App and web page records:
<<<<

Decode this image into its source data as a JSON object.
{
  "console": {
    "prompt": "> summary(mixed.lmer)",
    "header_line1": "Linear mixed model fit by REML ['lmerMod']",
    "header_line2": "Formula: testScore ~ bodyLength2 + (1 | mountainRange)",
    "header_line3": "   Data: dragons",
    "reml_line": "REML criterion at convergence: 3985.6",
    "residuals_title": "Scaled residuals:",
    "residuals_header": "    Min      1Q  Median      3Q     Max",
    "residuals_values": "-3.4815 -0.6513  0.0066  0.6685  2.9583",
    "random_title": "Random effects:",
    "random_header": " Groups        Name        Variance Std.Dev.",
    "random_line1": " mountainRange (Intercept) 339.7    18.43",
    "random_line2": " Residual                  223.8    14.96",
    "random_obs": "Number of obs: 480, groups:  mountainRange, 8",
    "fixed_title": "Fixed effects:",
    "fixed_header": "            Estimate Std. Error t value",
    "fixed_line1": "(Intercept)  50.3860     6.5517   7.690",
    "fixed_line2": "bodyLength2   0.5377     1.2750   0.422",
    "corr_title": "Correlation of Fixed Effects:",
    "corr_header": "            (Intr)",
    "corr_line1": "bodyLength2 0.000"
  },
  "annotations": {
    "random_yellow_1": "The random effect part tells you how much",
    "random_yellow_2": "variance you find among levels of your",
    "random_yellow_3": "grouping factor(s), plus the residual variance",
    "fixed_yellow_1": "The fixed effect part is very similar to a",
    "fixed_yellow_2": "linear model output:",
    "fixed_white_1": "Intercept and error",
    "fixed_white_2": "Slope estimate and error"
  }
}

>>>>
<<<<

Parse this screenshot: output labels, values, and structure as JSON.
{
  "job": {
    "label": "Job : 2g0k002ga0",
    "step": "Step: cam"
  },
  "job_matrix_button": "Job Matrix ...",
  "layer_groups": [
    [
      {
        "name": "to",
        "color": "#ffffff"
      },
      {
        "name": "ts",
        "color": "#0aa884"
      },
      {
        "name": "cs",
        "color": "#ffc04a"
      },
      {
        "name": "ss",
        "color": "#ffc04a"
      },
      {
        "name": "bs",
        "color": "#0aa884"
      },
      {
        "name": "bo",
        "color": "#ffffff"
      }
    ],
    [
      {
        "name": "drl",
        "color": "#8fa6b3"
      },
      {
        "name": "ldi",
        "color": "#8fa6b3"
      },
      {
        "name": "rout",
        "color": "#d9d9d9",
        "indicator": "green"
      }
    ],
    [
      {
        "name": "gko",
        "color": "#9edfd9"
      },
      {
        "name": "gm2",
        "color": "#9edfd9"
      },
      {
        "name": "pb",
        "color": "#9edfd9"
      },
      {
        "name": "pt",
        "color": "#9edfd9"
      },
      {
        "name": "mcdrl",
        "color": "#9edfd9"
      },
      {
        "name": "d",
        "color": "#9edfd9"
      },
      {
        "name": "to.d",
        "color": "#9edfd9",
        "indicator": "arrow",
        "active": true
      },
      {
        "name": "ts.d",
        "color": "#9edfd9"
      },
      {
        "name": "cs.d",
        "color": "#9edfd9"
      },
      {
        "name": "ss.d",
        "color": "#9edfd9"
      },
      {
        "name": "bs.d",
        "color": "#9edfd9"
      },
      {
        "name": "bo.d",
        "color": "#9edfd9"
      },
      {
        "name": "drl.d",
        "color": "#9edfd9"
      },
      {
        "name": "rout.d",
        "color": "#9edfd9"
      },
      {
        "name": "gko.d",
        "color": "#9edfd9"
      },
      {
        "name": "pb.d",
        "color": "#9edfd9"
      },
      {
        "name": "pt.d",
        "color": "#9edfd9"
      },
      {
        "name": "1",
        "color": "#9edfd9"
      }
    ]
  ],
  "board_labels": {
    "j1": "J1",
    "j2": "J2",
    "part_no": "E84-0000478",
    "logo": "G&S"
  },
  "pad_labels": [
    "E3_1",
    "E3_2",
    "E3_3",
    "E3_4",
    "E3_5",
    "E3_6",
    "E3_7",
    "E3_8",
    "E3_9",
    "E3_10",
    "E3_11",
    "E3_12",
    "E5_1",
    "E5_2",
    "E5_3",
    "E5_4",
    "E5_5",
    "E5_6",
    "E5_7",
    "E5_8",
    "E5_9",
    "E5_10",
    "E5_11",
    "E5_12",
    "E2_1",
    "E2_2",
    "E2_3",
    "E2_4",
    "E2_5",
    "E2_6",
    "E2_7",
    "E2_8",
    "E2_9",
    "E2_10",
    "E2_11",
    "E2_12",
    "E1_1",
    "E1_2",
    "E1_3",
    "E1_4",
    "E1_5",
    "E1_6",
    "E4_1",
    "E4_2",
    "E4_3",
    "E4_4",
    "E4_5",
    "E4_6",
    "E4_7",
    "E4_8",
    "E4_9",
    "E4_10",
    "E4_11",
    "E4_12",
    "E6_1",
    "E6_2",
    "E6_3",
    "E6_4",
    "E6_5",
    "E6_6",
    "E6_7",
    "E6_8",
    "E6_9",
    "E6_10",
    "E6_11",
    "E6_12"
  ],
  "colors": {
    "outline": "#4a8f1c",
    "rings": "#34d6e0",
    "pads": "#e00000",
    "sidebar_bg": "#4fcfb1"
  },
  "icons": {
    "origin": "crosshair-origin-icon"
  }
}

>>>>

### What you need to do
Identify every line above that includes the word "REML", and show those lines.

### Exercise result
    "header_line1": "Linear mixed model fit by REML ['lmerMod']",
    "reml_line": "REML criterion at convergence: 3985.6",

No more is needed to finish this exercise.